App and web page records:
══════
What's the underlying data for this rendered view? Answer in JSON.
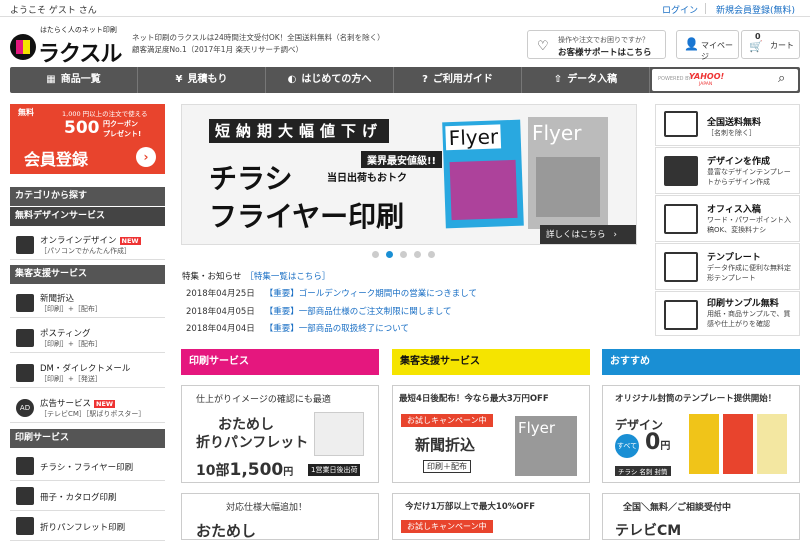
{
  "topbar": {
    "welcome": "ようこそ ゲスト さん",
    "login": "ログイン",
    "register": "新規会員登録(無料)"
  },
  "header": {
    "logo_small": "はたらく人のネット印刷",
    "logo_main": "ラクスル",
    "desc1": "ネット印刷のラクスルは24時間注文受付OK！全国送料無料（名刺を除く）",
    "desc2": "顧客満足度No.1（2017年1月 楽天リサーチ調べ）",
    "support_line1": "操作や注文でお困りですか？",
    "support_line2": "お客様サポートはこちら",
    "mypage": "マイページ",
    "cart": "カート",
    "cart_count": "0"
  },
  "nav": {
    "items": [
      {
        "label": "商品一覧",
        "icon": "grid-icon"
      },
      {
        "label": "見積もり",
        "icon": "yen-icon"
      },
      {
        "label": "はじめての方へ",
        "icon": "beginner-icon"
      },
      {
        "label": "ご利用ガイド",
        "icon": "question-icon"
      },
      {
        "label": "データ入稿",
        "icon": "upload-icon"
      }
    ],
    "search_powered": "POWERED BY",
    "search_brand": "YAHOO!",
    "search_brand_sub": "JAPAN"
  },
  "promo": {
    "tag": "無料",
    "line1": "1,000 円以上の注文で使える",
    "line2": "500",
    "line2b": "円クーポン",
    "line2c": "プレゼント!",
    "line3": "会員登録"
  },
  "sidebar": {
    "h1": "カテゴリから探す",
    "h2": "無料デザインサービス",
    "h3": "集客支援サービス",
    "h4": "印刷サービス",
    "design": {
      "label": "オンラインデザイン",
      "sub": "［パソコンでかんたん作成］",
      "badge": "NEW"
    },
    "sales": [
      {
        "label": "新聞折込",
        "sub": "［印刷］+［配布］"
      },
      {
        "label": "ポスティング",
        "sub": "［印刷］+［配布］"
      },
      {
        "label": "DM・ダイレクトメール",
        "sub": "［印刷］+［発送］"
      },
      {
        "label": "広告サービス",
        "sub": "［テレビCM］［駅ばりポスター］",
        "badge": "NEW"
      }
    ],
    "print": [
      {
        "label": "チラシ・フライヤー印刷"
      },
      {
        "label": "冊子・カタログ印刷"
      },
      {
        "label": "折りパンフレット印刷"
      }
    ]
  },
  "banner": {
    "title": "短納期大幅値下げ",
    "h1": "チラシ",
    "h2": "フライヤー印刷",
    "s1": "業界最安値級!!",
    "s2": "当日出荷もおトク",
    "flyer": "Flyer",
    "more": "詳しくはこちら"
  },
  "news": {
    "header": "特集・お知らせ",
    "link": "［特集一覧はこちら］",
    "items": [
      {
        "date": "2018年04月25日",
        "text": "【重要】ゴールデンウィーク期間中の営業につきまして"
      },
      {
        "date": "2018年04月05日",
        "text": "【重要】一部商品仕様のご注文制限に関しまして"
      },
      {
        "date": "2018年04月04日",
        "text": "【重要】一部商品の取扱終了について"
      }
    ]
  },
  "right": [
    {
      "title": "全国送料無料",
      "desc": "［名刺を除く］"
    },
    {
      "title": "デザインを作成",
      "desc": "豊富なデザインテンプレートからデザイン作成"
    },
    {
      "title": "オフィス入稿",
      "desc": "ワード・パワーポイント入稿OK、変換料ナシ"
    },
    {
      "title": "テンプレート",
      "desc": "データ作成に便利な無料定形テンプレート"
    },
    {
      "title": "印刷サンプル無料",
      "desc": "用紙・商品サンプルで、質感や仕上がりを確認"
    }
  ],
  "cols": [
    {
      "h": "印刷サービス",
      "color": "#e5177e",
      "c1": {
        "top": "仕上がりイメージの確認にも最適",
        "a": "おためし",
        "b": "折りパンフレット",
        "price": "1,500",
        "qty": "10部",
        "unit": "円",
        "ship": "1営業日後出荷"
      },
      "c2": {
        "top": "対応仕様大幅追加！",
        "a": "おためし"
      }
    },
    {
      "h": "集客支援サービス",
      "color": "#f5e400",
      "c1": {
        "top": "最短4日後配布！今なら最大3万円OFF",
        "camp": "お試しキャンペーン中",
        "a": "新聞折込",
        "tags": "印刷＋配布",
        "flyer": "Flyer"
      },
      "c2": {
        "top": "今だけ1万部以上で最大10%OFF",
        "camp": "お試しキャンペーン中"
      }
    },
    {
      "h": "おすすめ",
      "color": "#1a8fd4",
      "c1": {
        "top": "オリジナル封筒のテンプレート提供開始！",
        "a": "デザイン",
        "b": "すべて",
        "price": "0",
        "unit": "円",
        "chips": "チラシ 名刺 封筒"
      },
      "c2": {
        "top": "全国＼無料／ご相談受付中",
        "a": "テレビCM"
      }
    }
  ]
}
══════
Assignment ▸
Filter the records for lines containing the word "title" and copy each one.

Exercise output ▸
    "title": "短納期大幅値下げ",
      "title": "全国送料無料",
      "title": "デザインを作成",
      "title": "オフィス入稿",
      "title": "テンプレート",
      "title": "印刷サンプル無料",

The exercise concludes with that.